# Exercise materials
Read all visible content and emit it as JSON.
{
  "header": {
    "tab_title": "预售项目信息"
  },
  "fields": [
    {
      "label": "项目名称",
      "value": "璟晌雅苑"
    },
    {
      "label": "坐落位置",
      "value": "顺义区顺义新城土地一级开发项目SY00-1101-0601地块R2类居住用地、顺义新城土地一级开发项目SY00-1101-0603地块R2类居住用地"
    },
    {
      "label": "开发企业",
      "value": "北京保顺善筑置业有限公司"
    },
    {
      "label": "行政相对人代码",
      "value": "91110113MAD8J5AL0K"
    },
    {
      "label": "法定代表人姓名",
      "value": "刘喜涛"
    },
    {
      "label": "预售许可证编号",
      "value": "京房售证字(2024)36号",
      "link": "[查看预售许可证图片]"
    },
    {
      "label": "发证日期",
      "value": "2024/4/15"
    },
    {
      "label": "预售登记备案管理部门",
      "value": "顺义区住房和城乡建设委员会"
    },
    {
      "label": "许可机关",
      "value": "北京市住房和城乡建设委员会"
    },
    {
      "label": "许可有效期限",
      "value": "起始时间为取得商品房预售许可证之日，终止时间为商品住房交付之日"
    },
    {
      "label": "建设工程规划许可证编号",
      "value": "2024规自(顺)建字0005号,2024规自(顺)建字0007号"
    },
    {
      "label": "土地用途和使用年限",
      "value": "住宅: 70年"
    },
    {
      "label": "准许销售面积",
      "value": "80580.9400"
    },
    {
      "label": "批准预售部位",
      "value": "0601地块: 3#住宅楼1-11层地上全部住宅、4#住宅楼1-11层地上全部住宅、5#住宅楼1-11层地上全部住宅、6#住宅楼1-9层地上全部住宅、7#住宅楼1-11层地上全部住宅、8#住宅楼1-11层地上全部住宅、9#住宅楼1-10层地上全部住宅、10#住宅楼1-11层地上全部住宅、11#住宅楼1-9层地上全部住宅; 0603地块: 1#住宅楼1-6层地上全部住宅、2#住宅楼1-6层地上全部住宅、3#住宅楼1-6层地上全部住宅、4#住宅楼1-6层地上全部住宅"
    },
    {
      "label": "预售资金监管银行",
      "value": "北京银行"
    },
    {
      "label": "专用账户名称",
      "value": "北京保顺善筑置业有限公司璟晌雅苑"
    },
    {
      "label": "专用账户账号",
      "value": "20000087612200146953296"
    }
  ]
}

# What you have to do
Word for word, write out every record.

# Answer for the task
Read all visible content and emit it as JSON.
{
  "header": {
    "tab_title": "预售项目信息"
  },
  "fields": [
    {
      "label": "项目名称",
      "value": "璟晌雅苑"
    },
    {
      "label": "坐落位置",
      "value": "顺义区顺义新城土地一级开发项目SY00-1101-0601地块R2类居住用地、顺义新城土地一级开发项目SY00-1101-0603地块R2类居住用地"
    },
    {
      "label": "开发企业",
      "value": "北京保顺善筑置业有限公司"
    },
    {
      "label": "行政相对人代码",
      "value": "91110113MAD8J5AL0K"
    },
    {
      "label": "法定代表人姓名",
      "value": "刘喜涛"
    },
    {
      "label": "预售许可证编号",
      "value": "京房售证字(2024)36号",
      "link": "[查看预售许可证图片]"
    },
    {
      "label": "发证日期",
      "value": "2024/4/15"
    },
    {
      "label": "预售登记备案管理部门",
      "value": "顺义区住房和城乡建设委员会"
    },
    {
      "label": "许可机关",
      "value": "北京市住房和城乡建设委员会"
    },
    {
      "label": "许可有效期限",
      "value": "起始时间为取得商品房预售许可证之日，终止时间为商品住房交付之日"
    },
    {
      "label": "建设工程规划许可证编号",
      "value": "2024规自(顺)建字0005号,2024规自(顺)建字0007号"
    },
    {
      "label": "土地用途和使用年限",
      "value": "住宅: 70年"
    },
    {
      "label": "准许销售面积",
      "value": "80580.9400"
    },
    {
      "label": "批准预售部位",
      "value": "0601地块: 3#住宅楼1-11层地上全部住宅、4#住宅楼1-11层地上全部住宅、5#住宅楼1-11层地上全部住宅、6#住宅楼1-9层地上全部住宅、7#住宅楼1-11层地上全部住宅、8#住宅楼1-11层地上全部住宅、9#住宅楼1-10层地上全部住宅、10#住宅楼1-11层地上全部住宅、11#住宅楼1-9层地上全部住宅; 0603地块: 1#住宅楼1-6层地上全部住宅、2#住宅楼1-6层地上全部住宅、3#住宅楼1-6层地上全部住宅、4#住宅楼1-6层地上全部住宅"
    },
    {
      "label": "预售资金监管银行",
      "value": "北京银行"
    },
    {
      "label": "专用账户名称",
      "value": "北京保顺善筑置业有限公司璟晌雅苑"
    },
    {
      "label": "专用账户账号",
      "value": "20000087612200146953296"
    }
  ]
}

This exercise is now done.